Catching On Professionally

In addition to the enthusiasm on the commercial consumer front, pickleball has begun to generate buzz on the professional athlete circuit. In 2009, USA Pickleball held its first Nationals tournament, hosting more than 400 players. Compare that to the 2021 Margaritaville USA Pickleball National Championships, which drew more than 2,342 registered players who competed for $90,000 in prize money, and had some of its games broadcast, even at the national level on ESPN-U. USA Pickleball now tracks 125 nationwide tournaments.

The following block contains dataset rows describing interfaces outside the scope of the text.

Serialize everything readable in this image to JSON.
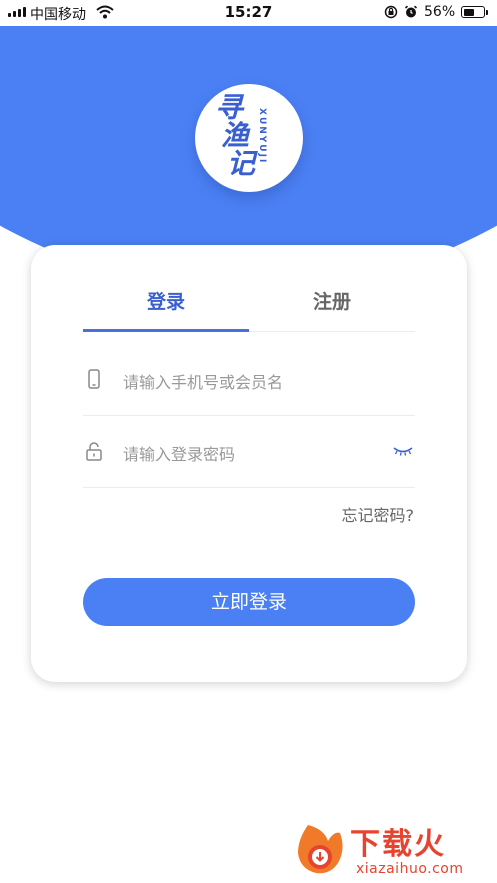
{
  "status_bar": {
    "carrier": "中国移动",
    "time": "15:27",
    "battery_percent": "56%",
    "battery_level": 0.56
  },
  "logo": {
    "chars": [
      "寻",
      "渔",
      "记"
    ],
    "latin": "XUNYUJI"
  },
  "tabs": [
    {
      "label": "登录",
      "active": true
    },
    {
      "label": "注册",
      "active": false
    }
  ],
  "form": {
    "phone_placeholder": "请输入手机号或会员名",
    "password_placeholder": "请输入登录密码",
    "forgot_label": "忘记密码?",
    "login_button": "立即登录"
  },
  "watermark": {
    "brand": "下载火",
    "url": "xiazaihuo.com"
  },
  "colors": {
    "primary": "#4b80f4",
    "tab_active": "#3a5fd0",
    "watermark": "#e8432e"
  }
}
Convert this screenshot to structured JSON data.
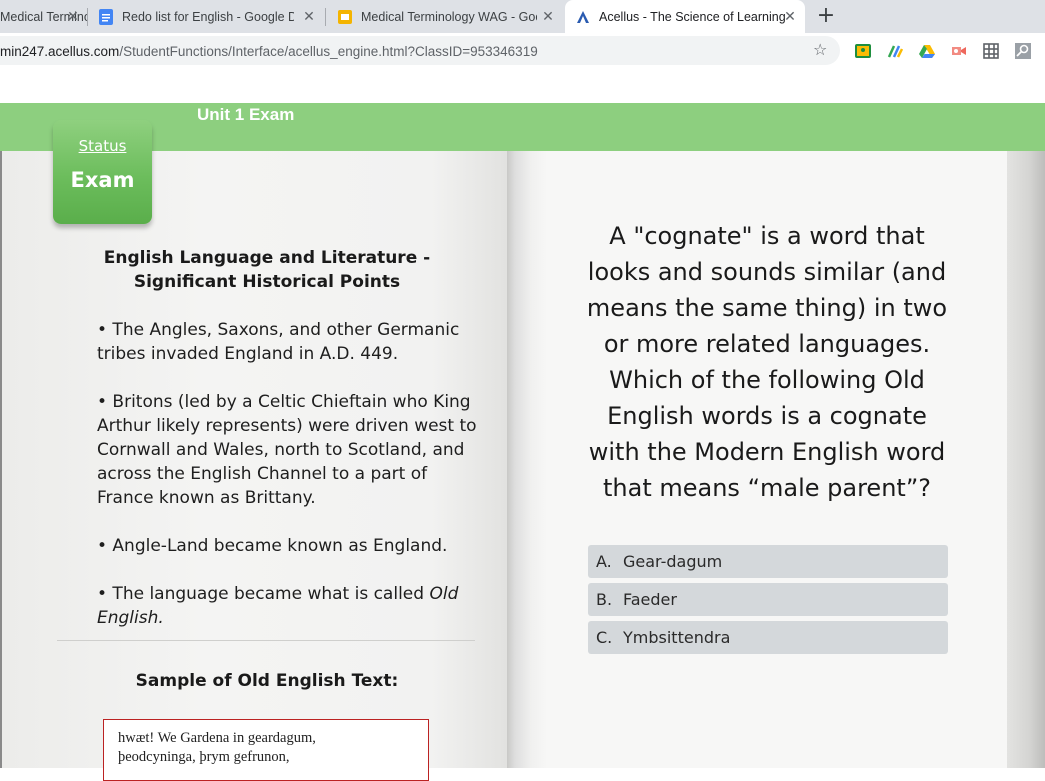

Pickleball’s rise in popularity has also grabbed the attention of key manufacturers in the retail space. For instance, the company Franklin Sports, which has a storied history of being a provider of racket sports goods, got into pickleball in 2016 at the urging of a fan and family friend. In 2021, Franklin partnered with USA Pickleball to design more pickleball-friendly merchandise, which included the X-40, a first official game ball to be backed by USA Pickleball.

This past spring, the Billie Jean King National Tennis Center, located in Flushing Meadows, Queens, hosted Franklin’s New York City Open, an Association of Pickleball Professionals (APP) event. During the event, Intersport, APP, USA Pickleball, and Major League Pickleball released a joint announcement that they had entered into multi-year agreements with sneaker maker Skechers to make it the official footwear brand for pickleball at each organization.

According to McSpadden, the pickleball prototype shoes were produced at a run of 300 pairs and distributed during the US Open in Naples, Florida. “They set up an activation space on Monday and by Tuesday, they had sold all 300 pairs,” he says, adding that pickleball-friendly shoes are designed for quick start and stop ability and to grip different court surfaces.

Pickleball is also poised to be a growth winner. USA Pickleball estimates that from 2020 to 2021, the sport grew 14.1%, which followed 21.3% growth the previous year and equates to an average annual growth rate of 11.5% over the past five years. This growth is not only being fueled by the increase in popularity. It is also being fueled by major retailers getting into the space, offering paddle and ball sets for under $50.

Putting together a court can be as simple as setting up a net in a cul-de-sac, but hardtop professional courts start in the $25,000 range, and plenty of clubs are banking on the sport’s growing popularity. This past spring, Baharm Akradl, CEO of boutique gym and health club chain Life Time Fitness, reported to CNBC that since October 2021, they had added 84 permanent pickleball courts at 30 of their clubs, which netted 7,000 new players. Life Time plans to invest $50 million to $75 million to build out between 600 and 700 new courts at their facilities.

Akradl also plays the sport with gusto. “I love the sport because it’s the first sport I see bringing all of America together. It is accessible to everybody and easy to learn,” he says.

Possible Rivals?

USA Pickleball recently reported 38,410 total known courts and membership of 53,110, up 43% over 2021 membership numbers. But it’s one thing to head down to a local YMCA to play a round on a designated court and another thing entirely to co-opt a hard surface for a game. Some communities, such as San Diego, California, are grappling over which sport the hard-surface courts should accommodate. The city, which is rife with tennis courts but has no dedicated spaces for pickleball, made headlines with its antagonistic public hearings over the two sports.

Andy Subject, San Diego’s director of parks and recreation, told reporters that some members of each sport community viewed the other as enemies. The parks and recreation department is looking to bridge the divide and serve as a sort of de facto peacemaker. “We’re making an attempt to carve the center pathway to offer each [group] what they want,” he said.

But not everyone is willing to get lost in the debate about what to do with the hard-surface courts. Instead, folks like Menke and McSpadden view more racquets in more hands as an overall good thing and a net positive for racquet sports in general, even if pickleball is the more fun cousin in the family. “People don’t want to lose that natural social [aspect],” says Menke. “It’s very authentic and that’s something that people don’t want to lose as the sport continues to grow.